7 Ways To Avoid Emotional Eating

Weight management is all about health. In a culture that has produced Barbie and waiflike images of male and female celebrities, what's needed is an accurate and realistic assessment of our body-image goals and the fortitude to carry out a healthy weight management plan.

Most people find themselves reaching for food at times when they clearly aren't hungry. Oftentimes we are not even aware of our emotions or stressors (or that we are eating in response to moods and emotions) until we get in tune with our feelings.

Stress, the blues, fear and guilt are normal parts of life. Chances are we can't fully rid ourselves of these unpleasant feelings, but we can learn to deal with them more effectively. Our objective reasoning can tell us that eating unhealthy foods isn't relieving our stress or solving our emotional problems. Here are some ways to help change our cues for habitual and emotional eating.

PICK JUST ONE OR TWO BEHAVIORS YOU WANT TO CHANGE, THEN OBSERVE. Do you reach for food when you're stressed? When you're tired? See if you can find what triggers you to eat. Write down how you were feeling before, during and after you had food. Knowing your patterns and habits can help you find solutions.

STOCK THE PANTRY WITH HEALTHY FOODS. Instead of jumping on the diet-of-the-week bandwagon, experts advise eating a diet with 50 to 65 percent carbohydrate (emphasizing whole grains, legumes, fruits and veggies), 20 to 25 percent protein and the remainder from mostly unsaturated fat (olive oil over butter or meat fat, for example). High-fiber foods will fill you up and are not very calorie-dense. They also take a while to chew, giving your body time to signal you that it's time to put your fork down when you've had enough. Instead of potato chips or crackers containing hydrogenated oils, opt for almonds, peanuts, soy nuts, air-popped popcorn sprinkled with nutritional yeast or mixed seasonings, carrots, grapes, pretzels or other non-fried snacks.

SET A REALISTIC, SPECIFIC, EASILY MEASURABLE GOAL. The more concrete you can get, the easier it is to facilitate change. For example, don't say: "I will never overeat again." A more helpful goal would be: "I will think about what I am eating and decrease my stress eating to no more than 4 stress snacks a week." Find other ways to deal with the stress -- like listening to music or keeping a journal. Break a big goal up into smaller weekly goals.

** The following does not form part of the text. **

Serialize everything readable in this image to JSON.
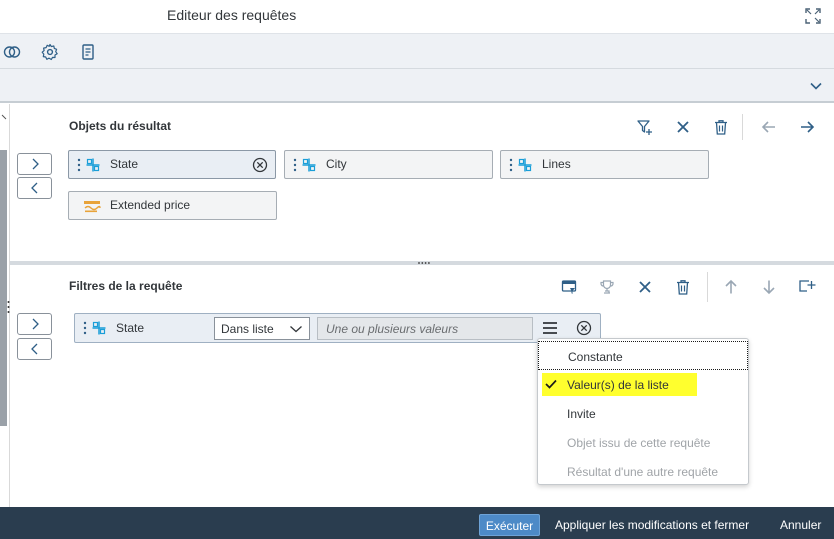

EAT MINDFULLY. This one seems easy, yet few of us do it in our multi-tasking frenzy. For many people, eating while driving, watching TV or working at the computer is practically second nature. But these distractions take away from our enjoyment and awareness of what we're eating, often contributing to eating too fast and overeating. Make a point of sitting at the table, turning off the TV and computer and setting aside your work for mealtimes.

Many overweight people feel they have to sneak their food -- or that they don't deserve to enjoy their food. It's better to sit and really enjoy some of what you really want than to sneak it or end up depriving yourself until you end up bingeing out of frustration.

PLAN AHEAD. The amount of planning you do for the week ahead can make or break your healthy eating patterns. Have healthy snacks on hand and bring sandwiches if you'll be away from home at lunch or staying at the office late. Determine whether you'll be walking by a store, where you can buy yogurt and/or fruit during a snack or lunch break.

KEEP A TEMPTATION BASKET IN THE KITCHEN. Include a good book, your favorite CD, some herbal tea and a list of friends you can call to help talk you out of your urge to indulge. This way you are prepared when the craving strikes.

REWARD YOURSELF ALONG THE WAY. Don't just focus on the end results. Take time to acknowledge the accomplishments along the way. That's the beauty of having "mini-goals." Plan your rewards ahead of time. It can be time by yourself, a warm bath, a massage, a movie or a good book -- whatever it is that will give you something to look forward to!

So, forge ahead and be smart and disciplined about your diet and exercise habits. You too can lose that weight for good.